         In addition to the plain text of the plea agreement, the presentencing report interprets the basis for Bethea's prison sentence in the same way. It states, specifically, "Pursuant to Rule 11(c)(1)(C) of the Federal Rules of Criminal Procedure, the parties agreed that a sentence of seven years (84 months) imprisonment is the appropriate sentence in this case; and the otherwise applicable statutory and Sentencing Guideline provisions are applicable to any fines or terms of supervised release the Courts may impose." PSR ¶ 18 (emphasis added). This excerpt shows that in the view of the probation office, the prison term contained in Bethea's plea agreement-and the term that the Court ultimately imposed-was not based on the Sentencing Guidelines. Indeed, according to this passage, the Sentencing Guidelines applied to supervised release and to fines, but not to the defendant's prison term, which was set by a private agreement between the parties.

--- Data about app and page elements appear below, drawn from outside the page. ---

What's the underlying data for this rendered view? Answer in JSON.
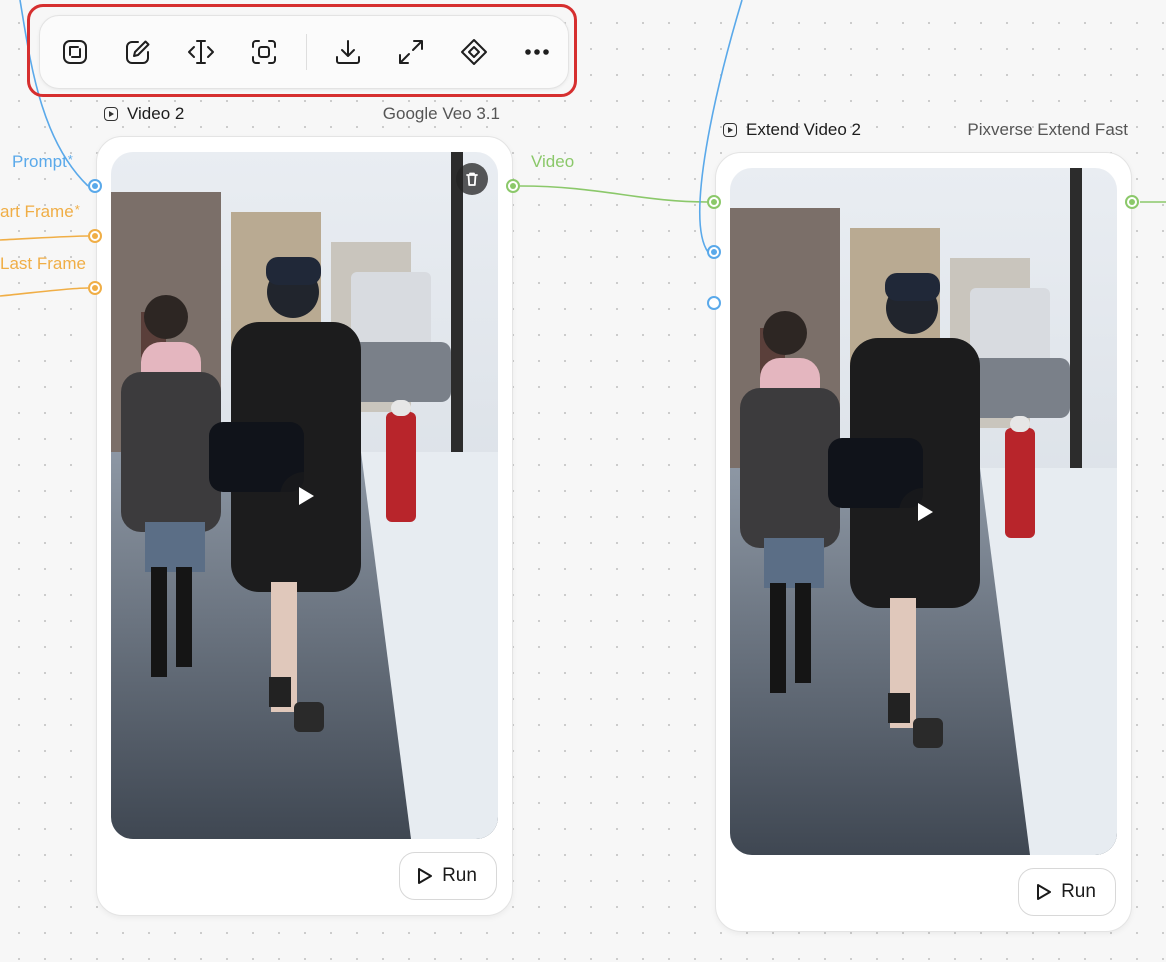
{
  "toolbar": {
    "buttons": [
      {
        "name": "crop-icon"
      },
      {
        "name": "edit-icon"
      },
      {
        "name": "split-icon"
      },
      {
        "name": "focus-icon"
      },
      {
        "name": "download-icon"
      },
      {
        "name": "expand-icon"
      },
      {
        "name": "diamond-icon"
      },
      {
        "name": "more-icon"
      }
    ]
  },
  "nodes": [
    {
      "title": "Video 2",
      "model": "Google Veo 3.1",
      "run_label": "Run",
      "inputs": [
        {
          "label": "Prompt",
          "required": "*",
          "color": "#5aa9ea"
        },
        {
          "label": "art Frame",
          "required": "*",
          "color": "#f0ae46"
        },
        {
          "label": "Last Frame",
          "required": "",
          "color": "#f0ae46"
        }
      ],
      "output": {
        "label": "Video",
        "color": "#8bc86a"
      }
    },
    {
      "title": "Extend Video 2",
      "model": "Pixverse Extend Fast",
      "run_label": "Run"
    }
  ],
  "colors": {
    "prompt_wire": "#5aa9ea",
    "frame_wire": "#f0ae46",
    "video_wire": "#8bc86a",
    "highlight": "#d62f2f"
  }
}
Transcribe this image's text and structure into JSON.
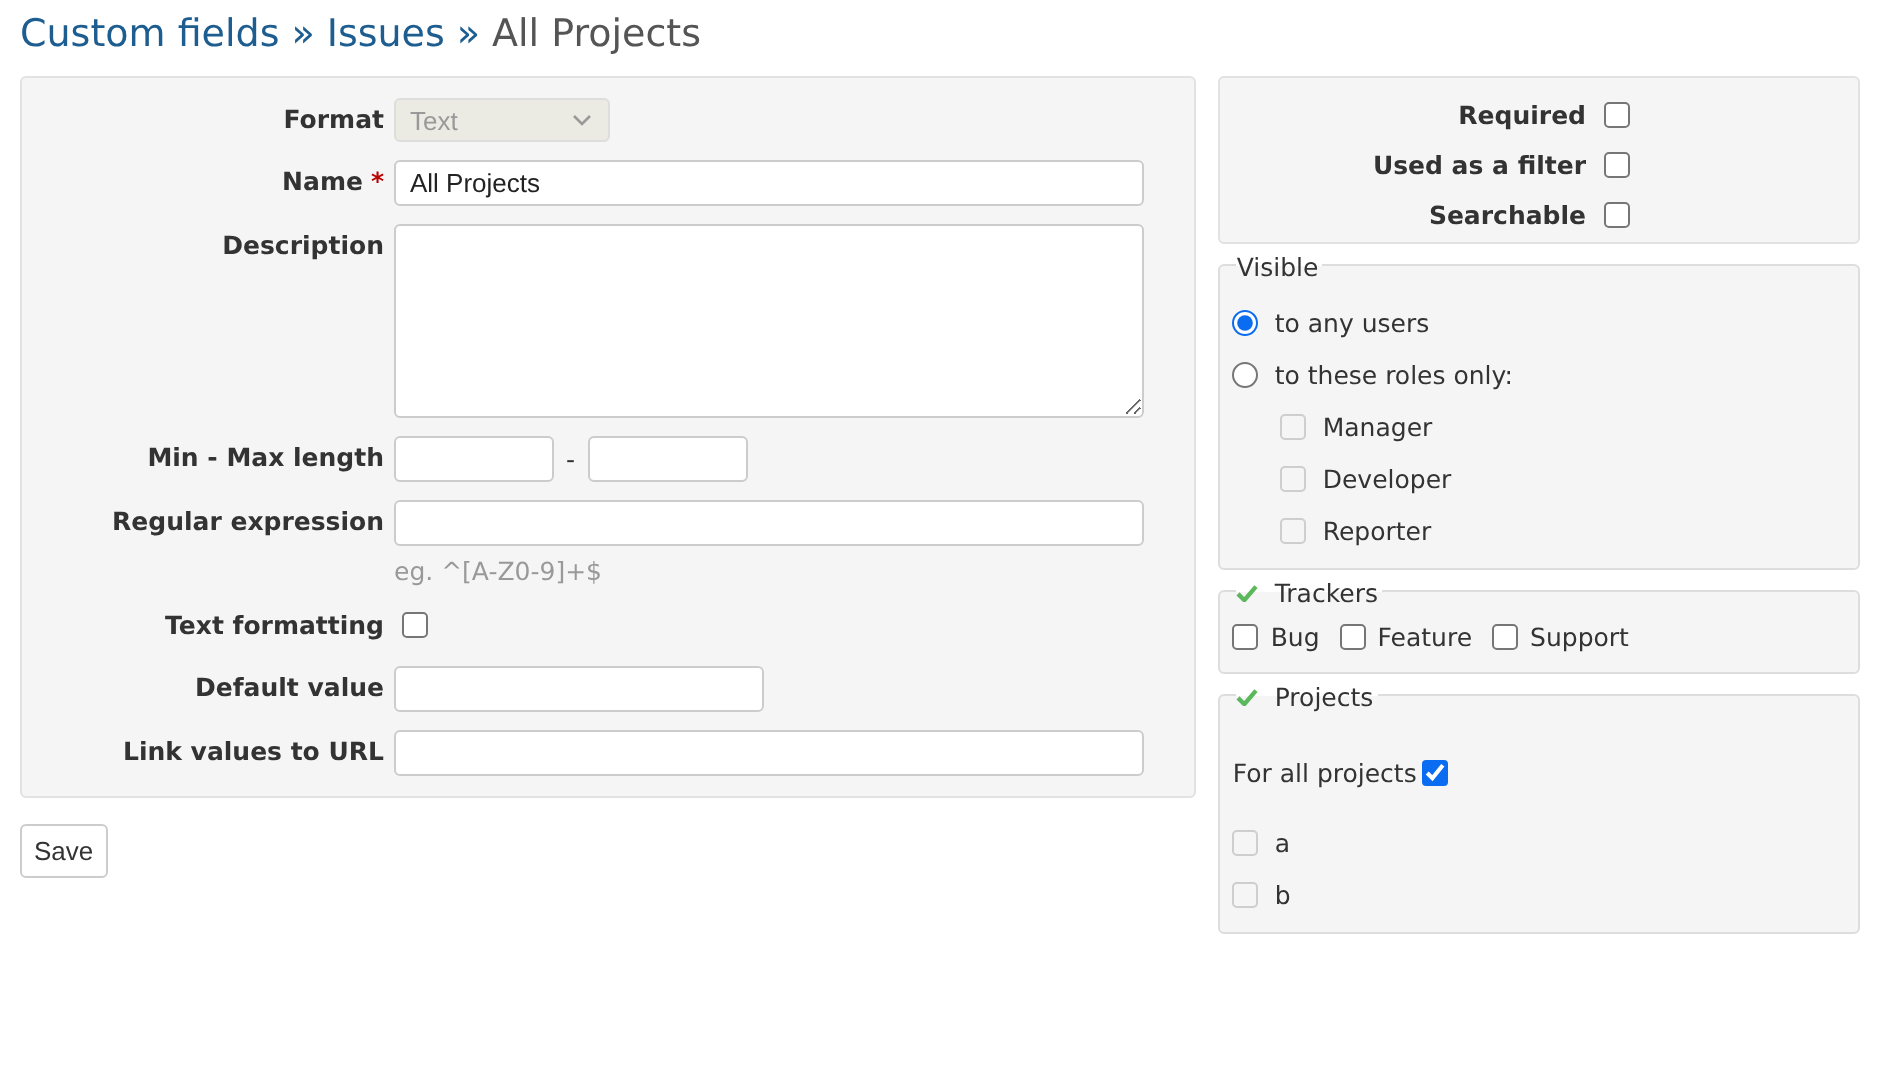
{
  "breadcrumb": [
    {
      "label": "Custom fields",
      "kind": "link"
    },
    {
      "label": "»",
      "kind": "separator"
    },
    {
      "label": "Issues",
      "kind": "link"
    },
    {
      "label": "»",
      "kind": "separator"
    },
    {
      "label": "All Projects",
      "kind": "current"
    }
  ],
  "fields": [
    {
      "kind": "select",
      "label": "Format",
      "value": "Text",
      "disabled": true
    },
    {
      "kind": "text",
      "label": "Name",
      "required_mark": "*",
      "value": "All Projects"
    },
    {
      "kind": "textarea",
      "label": "Description"
    },
    {
      "kind": "range",
      "label": "Min - Max length",
      "separator": "-"
    },
    {
      "kind": "text",
      "label": "Regular expression",
      "hint": "eg. ^[A-Z0-9]+$"
    },
    {
      "kind": "checkbox",
      "label": "Text formatting",
      "checked": false
    },
    {
      "kind": "short_text",
      "label": "Default value"
    },
    {
      "kind": "text",
      "label": "Link values to URL"
    }
  ],
  "save_button": "Save",
  "flags": [
    {
      "label": "Required",
      "checked": false
    },
    {
      "label": "Used as a filter",
      "checked": false
    },
    {
      "label": "Searchable",
      "checked": false
    }
  ],
  "visible": {
    "legend": "Visible",
    "options": [
      {
        "label": "to any users",
        "selected": true
      },
      {
        "label": "to these roles only:",
        "selected": false
      }
    ],
    "roles": [
      {
        "label": "Manager",
        "checked": false,
        "disabled": true
      },
      {
        "label": "Developer",
        "checked": false,
        "disabled": true
      },
      {
        "label": "Reporter",
        "checked": false,
        "disabled": true
      }
    ]
  },
  "trackers": {
    "legend": "Trackers",
    "items": [
      {
        "label": "Bug",
        "checked": false
      },
      {
        "label": "Feature",
        "checked": false
      },
      {
        "label": "Support",
        "checked": false
      }
    ]
  },
  "projects": {
    "legend": "Projects",
    "all_label": "For all projects",
    "all_checked": true,
    "items": [
      {
        "label": "a",
        "checked": false,
        "disabled": true
      },
      {
        "label": "b",
        "checked": false,
        "disabled": true
      }
    ]
  }
}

         Although the plea agreement tends to show that government and the defendant did not focus on the Sentencing Guidelines when negotiating a prison term, the relevant legal analysis must look to why the judge accepted the plea and ultimately imposed the sentence. United States v. Epps,707 F.3d 337, 351 (D.C. Cir. 2013) ("[W]hen there is a Rule 11(c)(1)(C) plea agreement, ought to be on the reasons given by the district court for accepting the sentence that it ultimately imposed, not on the parties' agreement." (citation omitted)). Unlike Epps and In re Sealed Case,722 F.3d 361 (D.C. Cir. 2013), however, the defendant points to no evidence in the sentencing transcript or otherwise to suggest the sentencing judge imposed his sentence with reference to the Guidelines. See Epps, 707 F.3d at 351 (focusing on the text of defendant's plea agreement and the judge's statements at the sentencing hearing to determine the "Guidelines formed the basis for [defendant's] sentence); In re Sealed Case, 722 F.3d at 365-66 (explaining that the district court's statements at the defendant's sentencing hearing made it clear that the "guideline range was the basis for his sentence"); see also United States v.Barajas, 2016 WL 1328095, Crim. No. 11-148 (ESH) (Apr. 5, 2016) ("[C]ourts in this Circuit have found three sources of evidence for determining the connection between a Rule 11(c)(1)(C) sentence and the Guideline range: sentencing hearings, plea hearing, and the text of the plea agreement."); United States v.Moon, Crim. No. 10-51 (RMC), ECF No. 542 (D.D.C. Jan. 28, 2016) (finding that the defendant's sentence was not based on a Guidelines range because "the plea agreement did not refer to any sentencing range provided by the Guidelines, and the Guidelines range was not a part of the Court's calculus in determining the sentence"); United States v.Galaviz, 130 F.Supp.3d 197, 202-03 (D.D.C. 2015) (finding that the sentencing judge's discussion of a specific guidelines range at the plea and sentencing hearings showed the sentence was "based on" that range). As ...


Buy This Entire Record For $7.95

Download the entire decision to receive the complete text, official citation,
docket number, dissents and concurrences, and footnotes for this case.

Learn more about what you receive with purchase of this case.